Within the data below, find the string "tagged" and return each line where it occurs.

Data to process ::
-------------------------

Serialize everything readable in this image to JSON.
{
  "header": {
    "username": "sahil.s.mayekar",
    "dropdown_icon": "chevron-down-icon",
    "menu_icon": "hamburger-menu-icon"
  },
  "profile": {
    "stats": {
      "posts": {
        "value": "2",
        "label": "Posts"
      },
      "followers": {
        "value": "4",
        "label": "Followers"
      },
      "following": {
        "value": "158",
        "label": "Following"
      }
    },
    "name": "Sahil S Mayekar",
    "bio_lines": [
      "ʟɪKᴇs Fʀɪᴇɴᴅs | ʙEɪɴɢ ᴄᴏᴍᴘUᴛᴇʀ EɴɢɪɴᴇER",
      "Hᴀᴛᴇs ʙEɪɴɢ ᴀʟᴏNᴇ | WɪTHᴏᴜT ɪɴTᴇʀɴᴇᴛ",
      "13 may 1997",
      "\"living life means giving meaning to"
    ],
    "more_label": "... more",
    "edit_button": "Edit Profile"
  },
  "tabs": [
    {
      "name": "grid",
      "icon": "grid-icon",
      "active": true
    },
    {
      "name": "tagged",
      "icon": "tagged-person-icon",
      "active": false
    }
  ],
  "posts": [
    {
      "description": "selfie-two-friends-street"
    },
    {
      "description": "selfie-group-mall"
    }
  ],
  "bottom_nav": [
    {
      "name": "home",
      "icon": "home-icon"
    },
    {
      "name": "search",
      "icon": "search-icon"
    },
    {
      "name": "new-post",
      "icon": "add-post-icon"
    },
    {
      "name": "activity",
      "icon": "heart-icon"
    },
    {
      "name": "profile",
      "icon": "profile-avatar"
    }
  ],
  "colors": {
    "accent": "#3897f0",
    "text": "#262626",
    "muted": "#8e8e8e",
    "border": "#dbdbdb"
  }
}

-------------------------

Completed exercise ::
      "name": "tagged",
      "icon": "tagged-person-icon",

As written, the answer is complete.